> [What to work on]: Copy the data as given. No line may be skipped.
────────────────
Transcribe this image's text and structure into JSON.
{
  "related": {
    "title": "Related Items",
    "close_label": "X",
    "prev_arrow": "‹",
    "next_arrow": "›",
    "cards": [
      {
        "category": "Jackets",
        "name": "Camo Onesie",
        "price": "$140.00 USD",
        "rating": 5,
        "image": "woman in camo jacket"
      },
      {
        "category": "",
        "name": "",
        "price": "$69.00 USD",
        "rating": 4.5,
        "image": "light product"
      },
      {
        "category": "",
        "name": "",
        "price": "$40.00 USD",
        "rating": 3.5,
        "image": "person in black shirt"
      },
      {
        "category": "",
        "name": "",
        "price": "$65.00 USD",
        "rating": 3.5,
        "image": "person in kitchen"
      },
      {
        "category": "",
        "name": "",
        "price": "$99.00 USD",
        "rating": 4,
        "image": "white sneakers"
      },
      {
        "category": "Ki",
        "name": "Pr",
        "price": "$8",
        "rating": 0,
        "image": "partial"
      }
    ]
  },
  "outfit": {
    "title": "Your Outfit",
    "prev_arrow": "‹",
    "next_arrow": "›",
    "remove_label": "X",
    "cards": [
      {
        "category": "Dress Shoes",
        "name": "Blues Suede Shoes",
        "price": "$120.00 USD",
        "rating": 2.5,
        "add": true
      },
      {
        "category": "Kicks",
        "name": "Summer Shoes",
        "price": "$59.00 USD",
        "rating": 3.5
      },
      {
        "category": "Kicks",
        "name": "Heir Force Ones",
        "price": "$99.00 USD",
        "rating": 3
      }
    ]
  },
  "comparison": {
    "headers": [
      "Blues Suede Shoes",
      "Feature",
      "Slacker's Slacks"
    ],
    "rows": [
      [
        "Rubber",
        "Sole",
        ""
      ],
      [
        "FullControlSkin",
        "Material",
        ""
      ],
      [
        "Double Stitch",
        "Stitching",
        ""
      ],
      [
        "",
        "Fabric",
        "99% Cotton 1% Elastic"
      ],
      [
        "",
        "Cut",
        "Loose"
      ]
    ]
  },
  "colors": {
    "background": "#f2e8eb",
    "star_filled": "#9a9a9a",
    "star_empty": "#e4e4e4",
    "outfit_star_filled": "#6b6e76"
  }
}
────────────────
> [Your solution]:
Transcribe this image's text and structure into JSON.
{
  "related": {
    "title": "Related Items",
    "close_label": "X",
    "prev_arrow": "‹",
    "next_arrow": "›",
    "cards": [
      {
        "category": "Jackets",
        "name": "Camo Onesie",
        "price": "$140.00 USD",
        "rating": 5,
        "image": "woman in camo jacket"
      },
      {
        "category": "",
        "name": "",
        "price": "$69.00 USD",
        "rating": 4.5,
        "image": "light product"
      },
      {
        "category": "",
        "name": "",
        "price": "$40.00 USD",
        "rating": 3.5,
        "image": "person in black shirt"
      },
      {
        "category": "",
        "name": "",
        "price": "$65.00 USD",
        "rating": 3.5,
        "image": "person in kitchen"
      },
      {
        "category": "",
        "name": "",
        "price": "$99.00 USD",
        "rating": 4,
        "image": "white sneakers"
      },
      {
        "category": "Ki",
        "name": "Pr",
        "price": "$8",
        "rating": 0,
        "image": "partial"
      }
    ]
  },
  "outfit": {
    "title": "Your Outfit",
    "prev_arrow": "‹",
    "next_arrow": "›",
    "remove_label": "X",
    "cards": [
      {
        "category": "Dress Shoes",
        "name": "Blues Suede Shoes",
        "price": "$120.00 USD",
        "rating": 2.5,
        "add": true
      },
      {
        "category": "Kicks",
        "name": "Summer Shoes",
        "price": "$59.00 USD",
        "rating": 3.5
      },
      {
        "category": "Kicks",
        "name": "Heir Force Ones",
        "price": "$99.00 USD",
        "rating": 3
      }
    ]
  },
  "comparison": {
    "headers": [
      "Blues Suede Shoes",
      "Feature",
      "Slacker's Slacks"
    ],
    "rows": [
      [
        "Rubber",
        "Sole",
        ""
      ],
      [
        "FullControlSkin",
        "Material",
        ""
      ],
      [
        "Double Stitch",
        "Stitching",
        ""
      ],
      [
        "",
        "Fabric",
        "99% Cotton 1% Elastic"
      ],
      [
        "",
        "Cut",
        "Loose"
      ]
    ]
  },
  "colors": {
    "background": "#f2e8eb",
    "star_filled": "#9a9a9a",
    "star_empty": "#e4e4e4",
    "outfit_star_filled": "#6b6e76"
  }
}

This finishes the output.